LaBorde and his beloved wife, the former Blanche Bordelon (1913–2004), also a Bordelonville native, had two sons, Adras Paul LaBorde, II (1943–1972), and Michael Anthony LaBorde (born 1947) of Baton Rouge, and a daughter, Mrs. Joyce LaBorde Cessac (born 1934) of Portland, Texas, near Corpus Christi. Adras, II, who held a master of science degree in forestry from LSU in Baton Rouge, died of cancer at the age of twenty-nine. Adras II's son, Adras Paul LaBorde, III (born in Greenville, North Carolina, in 1966), is a Baton Rouge attorney in the Rowe law firm, who specializes in litigation, admiralty, and maritime law. LaBorde, III, (sometimes known as Paul Endom, after his stepfather) is a graduate of Vanderbilt University in Nashville, Tennessee, and the LSU Law School.

Adras and Blanche LaBorde are buried in Alexandria Memorial Gardens.

(It is noted that LaBorde's date of birth was mathematically rare, 12-12-12.)

See also

References

http://www.medianational.com/ (Jeff Cowart company)

http://www.lawyers.com/lawyers/Baton%20Rouge/Louisiana/Adras%20Paul%20LaBorde/attorney.html?a=0762-RAW&b=G100014ABE01A4E80B3E7&CMP=KNC-OSMXPV&site=729 (attorney Paul LaBorde, III, grandson of Adras LaBorde)

http://www2.msstate.edu/~eaddy/famtrlab/html/fam00710.htm (LaBorde family genealogy)

http://bioguide.congress.gov/scripts/biodisplay.pl?index=R000059 (Senator Joseph Ransdell)

http://academic.brooklyn.cuny.edu/modlang/carasi/via/ViaVol4_1Reviews.htm#Greco (Bishop Charles Greco)

http://home.sprynet.com/~skreed/typc-scho01.htm (Tyler Commercial College)

http://www.biblio.com/search.php?tid=0&auid=0&stage=1&author=&title=C+B+RADIO

http://www.thetowntalk.com/apps/pbcs.dll/article?AID=/20080504/OBITUARIES/80503013/1023 (Cecil Williams obituary)
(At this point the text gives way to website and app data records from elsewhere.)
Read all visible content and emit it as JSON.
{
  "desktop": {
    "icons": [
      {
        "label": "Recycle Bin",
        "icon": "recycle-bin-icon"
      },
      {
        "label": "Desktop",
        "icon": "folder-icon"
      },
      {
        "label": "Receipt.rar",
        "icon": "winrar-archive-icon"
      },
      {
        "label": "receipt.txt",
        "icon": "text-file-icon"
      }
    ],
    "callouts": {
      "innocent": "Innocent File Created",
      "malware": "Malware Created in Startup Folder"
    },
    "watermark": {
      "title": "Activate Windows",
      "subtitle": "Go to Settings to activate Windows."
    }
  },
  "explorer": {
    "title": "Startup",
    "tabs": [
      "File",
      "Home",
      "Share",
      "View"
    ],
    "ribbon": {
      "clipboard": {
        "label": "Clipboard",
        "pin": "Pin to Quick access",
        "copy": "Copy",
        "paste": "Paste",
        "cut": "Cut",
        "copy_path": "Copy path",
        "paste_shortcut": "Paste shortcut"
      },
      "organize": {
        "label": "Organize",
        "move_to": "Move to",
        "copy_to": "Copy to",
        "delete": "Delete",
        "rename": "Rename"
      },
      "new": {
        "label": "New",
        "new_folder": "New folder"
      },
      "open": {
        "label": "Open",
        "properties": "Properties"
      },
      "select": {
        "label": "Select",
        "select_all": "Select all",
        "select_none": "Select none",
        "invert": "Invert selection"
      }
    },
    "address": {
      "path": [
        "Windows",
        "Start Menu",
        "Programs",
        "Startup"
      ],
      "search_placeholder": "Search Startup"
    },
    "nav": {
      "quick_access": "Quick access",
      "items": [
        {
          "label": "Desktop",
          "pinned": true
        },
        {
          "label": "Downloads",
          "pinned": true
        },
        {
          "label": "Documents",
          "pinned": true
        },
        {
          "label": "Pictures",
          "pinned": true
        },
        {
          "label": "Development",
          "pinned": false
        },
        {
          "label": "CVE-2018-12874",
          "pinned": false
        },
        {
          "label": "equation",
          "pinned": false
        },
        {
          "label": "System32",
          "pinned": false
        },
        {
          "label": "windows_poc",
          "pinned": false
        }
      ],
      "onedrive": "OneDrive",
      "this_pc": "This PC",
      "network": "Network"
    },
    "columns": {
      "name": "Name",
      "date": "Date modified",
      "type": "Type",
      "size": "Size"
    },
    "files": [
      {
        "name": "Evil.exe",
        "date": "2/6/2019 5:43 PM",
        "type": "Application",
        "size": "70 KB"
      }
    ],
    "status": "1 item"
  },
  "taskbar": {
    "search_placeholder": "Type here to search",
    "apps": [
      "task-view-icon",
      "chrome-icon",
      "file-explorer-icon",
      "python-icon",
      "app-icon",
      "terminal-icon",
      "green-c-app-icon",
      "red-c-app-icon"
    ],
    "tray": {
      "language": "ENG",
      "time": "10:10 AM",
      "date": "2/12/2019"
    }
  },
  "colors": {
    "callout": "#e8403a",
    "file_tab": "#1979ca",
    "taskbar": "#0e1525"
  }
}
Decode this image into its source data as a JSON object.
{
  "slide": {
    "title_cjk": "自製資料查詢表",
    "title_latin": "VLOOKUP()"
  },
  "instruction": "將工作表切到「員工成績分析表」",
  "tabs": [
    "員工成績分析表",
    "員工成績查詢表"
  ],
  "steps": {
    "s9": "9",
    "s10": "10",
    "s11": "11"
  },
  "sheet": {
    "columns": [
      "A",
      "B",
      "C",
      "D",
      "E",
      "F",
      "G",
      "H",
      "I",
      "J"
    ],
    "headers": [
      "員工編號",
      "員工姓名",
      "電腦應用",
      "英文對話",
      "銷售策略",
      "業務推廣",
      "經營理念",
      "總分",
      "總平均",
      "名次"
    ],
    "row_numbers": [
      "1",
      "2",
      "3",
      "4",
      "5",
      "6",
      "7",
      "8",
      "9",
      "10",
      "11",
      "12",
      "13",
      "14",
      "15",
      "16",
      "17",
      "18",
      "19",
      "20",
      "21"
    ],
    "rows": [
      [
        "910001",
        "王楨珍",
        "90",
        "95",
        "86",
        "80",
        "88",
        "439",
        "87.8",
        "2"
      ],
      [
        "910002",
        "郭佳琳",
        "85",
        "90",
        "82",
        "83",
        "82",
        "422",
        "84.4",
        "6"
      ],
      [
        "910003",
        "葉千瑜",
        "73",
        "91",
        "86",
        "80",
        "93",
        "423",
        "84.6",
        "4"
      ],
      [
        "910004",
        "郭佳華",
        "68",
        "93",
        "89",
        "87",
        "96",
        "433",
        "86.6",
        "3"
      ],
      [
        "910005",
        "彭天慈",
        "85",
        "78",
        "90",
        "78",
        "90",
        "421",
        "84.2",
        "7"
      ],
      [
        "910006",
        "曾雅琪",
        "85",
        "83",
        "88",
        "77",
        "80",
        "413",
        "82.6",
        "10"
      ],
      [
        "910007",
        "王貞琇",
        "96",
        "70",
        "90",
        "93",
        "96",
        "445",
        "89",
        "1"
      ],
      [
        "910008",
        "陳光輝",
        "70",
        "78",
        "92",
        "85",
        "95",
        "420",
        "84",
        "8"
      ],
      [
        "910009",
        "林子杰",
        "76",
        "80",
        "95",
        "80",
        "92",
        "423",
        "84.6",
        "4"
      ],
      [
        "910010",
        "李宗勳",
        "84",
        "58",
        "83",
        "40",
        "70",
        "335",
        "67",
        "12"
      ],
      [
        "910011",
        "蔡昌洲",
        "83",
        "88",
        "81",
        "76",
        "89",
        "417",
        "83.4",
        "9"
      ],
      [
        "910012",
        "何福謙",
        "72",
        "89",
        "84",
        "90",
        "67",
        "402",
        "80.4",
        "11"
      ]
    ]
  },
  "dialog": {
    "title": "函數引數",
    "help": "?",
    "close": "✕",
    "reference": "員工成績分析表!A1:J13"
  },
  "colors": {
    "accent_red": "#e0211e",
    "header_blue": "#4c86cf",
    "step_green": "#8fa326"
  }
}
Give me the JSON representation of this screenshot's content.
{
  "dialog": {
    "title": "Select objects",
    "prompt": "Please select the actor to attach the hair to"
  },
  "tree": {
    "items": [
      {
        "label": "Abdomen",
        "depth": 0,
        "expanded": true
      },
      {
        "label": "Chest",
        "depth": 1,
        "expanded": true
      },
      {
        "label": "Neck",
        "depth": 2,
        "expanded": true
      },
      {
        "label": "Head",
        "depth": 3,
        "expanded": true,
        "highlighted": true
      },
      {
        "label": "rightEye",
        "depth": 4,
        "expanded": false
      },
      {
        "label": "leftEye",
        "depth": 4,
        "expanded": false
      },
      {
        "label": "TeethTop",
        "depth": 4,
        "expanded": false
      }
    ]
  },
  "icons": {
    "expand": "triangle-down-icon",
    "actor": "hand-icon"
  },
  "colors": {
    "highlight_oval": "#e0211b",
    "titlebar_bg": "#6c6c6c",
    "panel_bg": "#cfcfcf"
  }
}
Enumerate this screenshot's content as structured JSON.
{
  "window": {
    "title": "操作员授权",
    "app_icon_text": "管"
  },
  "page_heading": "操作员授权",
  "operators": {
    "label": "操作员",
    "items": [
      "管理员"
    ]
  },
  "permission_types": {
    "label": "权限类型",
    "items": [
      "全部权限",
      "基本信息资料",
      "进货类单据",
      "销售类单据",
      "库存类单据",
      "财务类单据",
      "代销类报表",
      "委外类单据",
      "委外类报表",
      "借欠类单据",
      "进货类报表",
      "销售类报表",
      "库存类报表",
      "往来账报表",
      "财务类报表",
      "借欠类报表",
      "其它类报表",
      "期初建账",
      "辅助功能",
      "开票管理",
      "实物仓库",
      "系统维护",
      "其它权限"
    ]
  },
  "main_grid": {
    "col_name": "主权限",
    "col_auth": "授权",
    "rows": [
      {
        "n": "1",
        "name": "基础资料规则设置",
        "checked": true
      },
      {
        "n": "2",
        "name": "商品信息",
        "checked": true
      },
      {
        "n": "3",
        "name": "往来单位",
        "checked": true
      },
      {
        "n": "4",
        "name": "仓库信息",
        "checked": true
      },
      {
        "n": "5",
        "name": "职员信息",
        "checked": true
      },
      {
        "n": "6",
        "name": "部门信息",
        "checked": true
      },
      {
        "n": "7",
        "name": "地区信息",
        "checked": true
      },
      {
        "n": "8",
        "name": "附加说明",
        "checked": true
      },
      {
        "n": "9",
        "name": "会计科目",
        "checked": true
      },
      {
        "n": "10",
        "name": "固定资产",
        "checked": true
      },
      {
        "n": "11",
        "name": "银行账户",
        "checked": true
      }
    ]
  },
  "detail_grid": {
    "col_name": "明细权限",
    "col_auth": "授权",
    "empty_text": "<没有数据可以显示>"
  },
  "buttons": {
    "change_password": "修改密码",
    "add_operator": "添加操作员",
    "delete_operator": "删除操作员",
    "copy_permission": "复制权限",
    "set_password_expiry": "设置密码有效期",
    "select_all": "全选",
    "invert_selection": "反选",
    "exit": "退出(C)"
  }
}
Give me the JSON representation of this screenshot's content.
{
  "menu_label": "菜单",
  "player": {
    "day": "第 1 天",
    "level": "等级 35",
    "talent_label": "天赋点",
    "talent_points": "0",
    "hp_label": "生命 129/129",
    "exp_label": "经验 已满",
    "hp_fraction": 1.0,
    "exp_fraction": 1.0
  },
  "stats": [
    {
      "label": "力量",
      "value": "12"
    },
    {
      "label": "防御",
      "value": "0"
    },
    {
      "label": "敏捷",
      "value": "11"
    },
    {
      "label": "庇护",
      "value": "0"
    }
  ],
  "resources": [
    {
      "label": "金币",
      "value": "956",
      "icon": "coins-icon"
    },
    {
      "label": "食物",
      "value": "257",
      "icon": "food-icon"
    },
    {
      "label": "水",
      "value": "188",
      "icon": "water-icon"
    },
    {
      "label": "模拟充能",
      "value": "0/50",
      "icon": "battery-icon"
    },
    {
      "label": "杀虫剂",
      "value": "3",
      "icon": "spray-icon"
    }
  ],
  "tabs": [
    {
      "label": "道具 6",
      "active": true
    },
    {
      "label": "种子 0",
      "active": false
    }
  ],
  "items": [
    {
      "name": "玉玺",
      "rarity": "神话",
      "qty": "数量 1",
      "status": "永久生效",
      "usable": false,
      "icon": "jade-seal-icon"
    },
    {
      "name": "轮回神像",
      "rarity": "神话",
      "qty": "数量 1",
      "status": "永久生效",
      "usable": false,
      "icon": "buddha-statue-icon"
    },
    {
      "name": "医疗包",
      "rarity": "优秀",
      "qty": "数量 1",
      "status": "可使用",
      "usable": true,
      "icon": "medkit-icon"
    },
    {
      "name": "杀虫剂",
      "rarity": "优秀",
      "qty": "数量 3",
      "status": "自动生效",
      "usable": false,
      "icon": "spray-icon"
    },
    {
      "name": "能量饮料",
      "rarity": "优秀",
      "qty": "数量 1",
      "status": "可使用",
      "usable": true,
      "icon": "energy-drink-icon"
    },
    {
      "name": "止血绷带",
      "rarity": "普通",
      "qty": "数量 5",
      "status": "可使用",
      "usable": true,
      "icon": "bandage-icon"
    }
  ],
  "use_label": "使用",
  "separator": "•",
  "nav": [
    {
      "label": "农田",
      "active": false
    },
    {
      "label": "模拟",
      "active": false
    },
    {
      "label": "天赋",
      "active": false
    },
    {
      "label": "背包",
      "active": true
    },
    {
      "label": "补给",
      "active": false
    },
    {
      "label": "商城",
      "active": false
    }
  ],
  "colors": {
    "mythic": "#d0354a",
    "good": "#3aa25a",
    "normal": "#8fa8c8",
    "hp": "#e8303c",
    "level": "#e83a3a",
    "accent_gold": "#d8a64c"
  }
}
Search another word or see beginning reporteron Dictionary | Thesaurus |Spanish
Copyright © 2014 Dictionary.com, LLC. All rights reserved.
  • Please Login or Sign Up to use the Recent Searches feature
FAVORITES
RECENT

;